Truth be told, I thought “Coconut Lagoon” was going to be a Thai cuisine cookbook. Had I known it was a compilation of 80 south Indian recipes designed for home cooks, I probably would have passed on it. Like most people who are intimidated by the myriad of spices and unfamiliar ingredients used in Indian cuisine, I’ve limited my Indian cooking to warming up prepackaged Trader Joe’s Indian dinners. I was so unsure that I would be able to make a successful dish from the book that it sat unopened on my kitchen counter for weeks.
Finally, I picked it up and prepared myself to be overwhelmed. Flipping through the book I instantly noticed beautiful crisp pictures of mouth-watering dishes next to simply laid-out text. I actually found the layout calming as plenty of white space took up the page where I expected long lists of ingredients and cooking instructions. But that wasn’t enough to get me to dive into creating a shopping list.
To postpone the eventual trip to the Indian market I read the book’s introduction (something I rarely do); and I’m glad I did. Not only does the front of the book contain a useful glossary of Indian ingredients and equipment (with visual aids), it also introduces the home cook to Joe Thottungal – the author and celebrated chef who will undoubtedly make South Indian cuisine even more accessible than he already has. In the short Forward and Introduction, you learn about the humble beginnings of chef Thottungal who grew up in Thrissur, a town in the Kerala region of south India. The chef’s description of how and why Kerala cuisine is unique was all I needed to assuage my apprehension of tackling the recipes contained in later pages. I immediately wanted to taste the difference between the typical north Indian dishes I’m used to (tandoori lamb or butter chicken) and the south region’s ancient ways of incorporating spices, aromatics and coconut which so heavily inspires chef Thottungal’s food.

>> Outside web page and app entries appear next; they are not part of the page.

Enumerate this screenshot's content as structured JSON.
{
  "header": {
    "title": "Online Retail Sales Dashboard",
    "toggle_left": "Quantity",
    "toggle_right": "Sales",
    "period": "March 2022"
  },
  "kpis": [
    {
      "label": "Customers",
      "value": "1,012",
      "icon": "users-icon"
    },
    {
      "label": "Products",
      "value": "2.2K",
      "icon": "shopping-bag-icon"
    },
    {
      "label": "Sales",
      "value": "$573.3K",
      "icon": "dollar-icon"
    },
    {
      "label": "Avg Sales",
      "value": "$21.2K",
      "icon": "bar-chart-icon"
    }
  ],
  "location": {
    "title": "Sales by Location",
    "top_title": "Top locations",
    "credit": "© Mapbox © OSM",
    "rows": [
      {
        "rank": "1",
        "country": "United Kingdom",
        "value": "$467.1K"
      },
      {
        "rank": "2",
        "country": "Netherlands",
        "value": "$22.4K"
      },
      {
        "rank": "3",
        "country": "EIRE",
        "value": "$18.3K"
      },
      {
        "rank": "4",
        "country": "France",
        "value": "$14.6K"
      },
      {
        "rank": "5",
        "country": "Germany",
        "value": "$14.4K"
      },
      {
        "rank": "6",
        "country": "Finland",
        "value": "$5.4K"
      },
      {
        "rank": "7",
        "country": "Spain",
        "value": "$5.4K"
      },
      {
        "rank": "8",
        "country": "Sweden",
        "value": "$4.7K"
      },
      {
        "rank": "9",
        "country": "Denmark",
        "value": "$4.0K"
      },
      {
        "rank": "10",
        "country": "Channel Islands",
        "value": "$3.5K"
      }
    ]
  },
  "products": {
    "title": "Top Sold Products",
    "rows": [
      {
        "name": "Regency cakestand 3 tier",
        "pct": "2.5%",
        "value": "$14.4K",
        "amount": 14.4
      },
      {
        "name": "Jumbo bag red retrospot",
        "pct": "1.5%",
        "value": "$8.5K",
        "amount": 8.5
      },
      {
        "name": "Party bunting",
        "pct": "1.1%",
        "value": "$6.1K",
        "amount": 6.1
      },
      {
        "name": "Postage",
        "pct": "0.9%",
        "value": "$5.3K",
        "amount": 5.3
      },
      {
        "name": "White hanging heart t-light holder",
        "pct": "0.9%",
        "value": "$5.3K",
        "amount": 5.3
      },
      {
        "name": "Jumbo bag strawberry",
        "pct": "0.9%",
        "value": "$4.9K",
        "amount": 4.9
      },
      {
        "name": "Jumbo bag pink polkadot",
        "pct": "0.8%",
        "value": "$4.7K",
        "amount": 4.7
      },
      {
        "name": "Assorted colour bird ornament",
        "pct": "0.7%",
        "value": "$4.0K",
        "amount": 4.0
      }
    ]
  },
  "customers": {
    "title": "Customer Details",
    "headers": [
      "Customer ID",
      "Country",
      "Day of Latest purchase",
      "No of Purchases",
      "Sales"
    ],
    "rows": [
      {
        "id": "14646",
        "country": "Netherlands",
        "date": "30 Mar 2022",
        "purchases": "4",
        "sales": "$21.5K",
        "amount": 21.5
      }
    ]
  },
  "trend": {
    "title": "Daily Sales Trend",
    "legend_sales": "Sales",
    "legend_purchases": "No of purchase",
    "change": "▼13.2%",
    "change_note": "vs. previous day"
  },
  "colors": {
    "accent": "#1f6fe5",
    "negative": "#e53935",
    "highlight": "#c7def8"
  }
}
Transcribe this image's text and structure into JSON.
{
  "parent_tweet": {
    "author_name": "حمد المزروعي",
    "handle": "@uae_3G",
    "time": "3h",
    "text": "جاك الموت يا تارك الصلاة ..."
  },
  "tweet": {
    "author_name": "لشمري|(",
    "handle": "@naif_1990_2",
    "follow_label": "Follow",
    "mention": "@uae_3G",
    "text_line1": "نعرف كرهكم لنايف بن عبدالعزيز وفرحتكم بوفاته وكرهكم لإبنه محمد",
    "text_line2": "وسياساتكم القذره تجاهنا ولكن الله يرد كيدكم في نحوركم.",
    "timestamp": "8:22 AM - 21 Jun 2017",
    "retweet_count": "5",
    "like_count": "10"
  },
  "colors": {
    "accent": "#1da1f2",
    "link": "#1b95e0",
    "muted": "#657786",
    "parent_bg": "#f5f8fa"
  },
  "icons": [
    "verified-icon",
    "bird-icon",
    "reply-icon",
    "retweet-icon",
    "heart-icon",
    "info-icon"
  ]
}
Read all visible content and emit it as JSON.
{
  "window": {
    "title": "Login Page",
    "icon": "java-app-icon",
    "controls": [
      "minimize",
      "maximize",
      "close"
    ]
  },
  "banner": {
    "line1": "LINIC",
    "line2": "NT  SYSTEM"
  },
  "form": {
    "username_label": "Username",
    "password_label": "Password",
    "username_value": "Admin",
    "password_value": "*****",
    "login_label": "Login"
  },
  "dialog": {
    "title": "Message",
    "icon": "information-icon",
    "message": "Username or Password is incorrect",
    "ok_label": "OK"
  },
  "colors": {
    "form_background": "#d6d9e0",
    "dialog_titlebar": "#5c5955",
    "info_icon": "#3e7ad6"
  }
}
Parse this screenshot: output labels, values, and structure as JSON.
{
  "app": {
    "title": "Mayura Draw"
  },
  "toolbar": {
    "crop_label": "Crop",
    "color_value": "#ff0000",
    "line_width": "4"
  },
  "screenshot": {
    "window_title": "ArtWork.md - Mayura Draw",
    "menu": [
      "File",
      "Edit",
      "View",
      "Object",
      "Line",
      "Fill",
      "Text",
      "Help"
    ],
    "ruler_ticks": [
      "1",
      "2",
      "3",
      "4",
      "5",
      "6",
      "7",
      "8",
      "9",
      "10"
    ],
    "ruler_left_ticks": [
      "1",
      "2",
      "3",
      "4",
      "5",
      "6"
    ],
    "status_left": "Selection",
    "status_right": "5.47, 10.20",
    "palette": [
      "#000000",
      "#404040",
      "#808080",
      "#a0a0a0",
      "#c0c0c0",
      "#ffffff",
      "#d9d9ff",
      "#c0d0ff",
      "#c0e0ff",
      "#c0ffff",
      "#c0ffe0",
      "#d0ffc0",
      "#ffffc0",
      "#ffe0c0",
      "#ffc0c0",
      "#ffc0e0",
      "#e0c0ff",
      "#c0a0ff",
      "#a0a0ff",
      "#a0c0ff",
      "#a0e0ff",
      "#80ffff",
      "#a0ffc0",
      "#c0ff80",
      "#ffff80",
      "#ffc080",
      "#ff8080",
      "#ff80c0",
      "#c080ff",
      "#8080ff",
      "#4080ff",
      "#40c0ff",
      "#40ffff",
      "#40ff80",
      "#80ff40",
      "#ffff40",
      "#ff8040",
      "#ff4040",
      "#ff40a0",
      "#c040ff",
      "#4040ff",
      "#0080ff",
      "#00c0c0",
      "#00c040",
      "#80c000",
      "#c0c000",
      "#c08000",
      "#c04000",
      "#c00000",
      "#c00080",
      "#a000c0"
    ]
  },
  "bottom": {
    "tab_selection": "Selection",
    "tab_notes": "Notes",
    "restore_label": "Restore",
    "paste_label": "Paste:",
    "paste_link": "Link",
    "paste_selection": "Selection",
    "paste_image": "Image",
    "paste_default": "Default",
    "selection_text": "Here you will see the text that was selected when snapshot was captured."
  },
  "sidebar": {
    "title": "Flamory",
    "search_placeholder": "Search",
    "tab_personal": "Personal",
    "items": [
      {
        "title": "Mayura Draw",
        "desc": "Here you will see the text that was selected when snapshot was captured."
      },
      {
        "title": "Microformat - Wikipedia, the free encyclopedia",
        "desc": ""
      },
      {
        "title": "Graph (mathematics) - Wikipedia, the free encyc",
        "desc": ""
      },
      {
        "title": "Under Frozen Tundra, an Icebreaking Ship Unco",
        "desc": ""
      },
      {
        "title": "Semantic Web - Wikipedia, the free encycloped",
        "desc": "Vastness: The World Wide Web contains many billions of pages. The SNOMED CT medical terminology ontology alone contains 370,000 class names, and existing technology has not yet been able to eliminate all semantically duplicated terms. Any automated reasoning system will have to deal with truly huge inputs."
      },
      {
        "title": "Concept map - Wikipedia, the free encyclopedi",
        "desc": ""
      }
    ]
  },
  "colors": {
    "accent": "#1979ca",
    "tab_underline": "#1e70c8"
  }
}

The introduction also describes chef Thottungal’s journey from his culinary emergence in India, to his formative work in global cuisine at a Middle East resort, to his final move to his beloved adoptive country – Canada. Toronto is where the chef landed and got his North American bearings, but it was in Ottawa where Thottungal became a Certified Chef de Cuisine and garnered the confidence to introduce his fellow Canadians to south Indian food in his own restaurant, Coconut Lagoon. To this day, the family run restaurant that lends its name to this book attracts people near and far and continues to collect well-deserved accolades.
Inspired by the chef’s journey and Kerala’s storied cuisine, I was finally ready to make dishes I had never even tasted. After making a trip to my local Indian market (and buying way more than what was on my list) I got my measuring spoons out and started prepping the spices to be tempered. I soon realized that the toughest parts of chef Thottungal’s recipes were getting the spices ready for when i needed them and knowing exactly when to need them. After making several dishes and repeating them, I know I will eventually be able to eyeball the spice measurements and instinctually know when to add them timely. Proper tempering techniques are repeated in nearly every recipe so the more you make the dishes in this cookbook the more ingrained the techniques will become.
So far, I’ve made a handful of dishes. When I made the NADAN VEGETABLE KORMA, a home-style vegetable stew with coconut milk, I used Japanese sweet potato instead of regular potatoes. Every bite was flavorful, creamy and slightly sweet; perfect over a bed of steaming rice. I also made the rich and succulent KERALA BEEF FRY. Yes, there are beef recipes in this cook book. Though a slight majority of Kerala identify as Hindu, beef is enjoyed widely in the region. For a dinner party, I made the BABY EGGPLANT MASALA which was by far my guests’ favorite dish of the night. The tamarind and tomatoes bring a unique tang to the tempered spices and adds just the right amount of bitterness that makes sure all parts of the tongue are involved. Just keep in mind, if you use a store bought tamarind paste (which I did the second time I made the dish), use less than the recipe calls for as the premade paste is much more concentrated. This recipe will definitely be made over and over again in my kitchen.
My favorite dish that I made that night (recipe below) was the THRISSUR-STYLE SALMON CURRY. Perhaps it was because I knew chef’s Thottangul’s culinary history. I understood what it meant to him to bring the flavors of his motherland to his new homeland; and what better way to do that than with Salmon! Moreover, it’s just a delicious, luscious and fragrant dish that I could eat over and over again.
If you’ve never cooked Indian food (from scratch), do yourself a favor, quiet the apprehension, pick up this book and see what you’ve been missing out on. With “Coconut Lagoon”, Chef Joe Thottungal has masterfully managed to translate his food that patrons of his restaurant savor in Ottawa into a book that beautifully guides home cooks in creating delicious Kerala cuisine in their own homes.
I learned early in life to embrace your awkwardness... now, are you going to eat your chicken skin?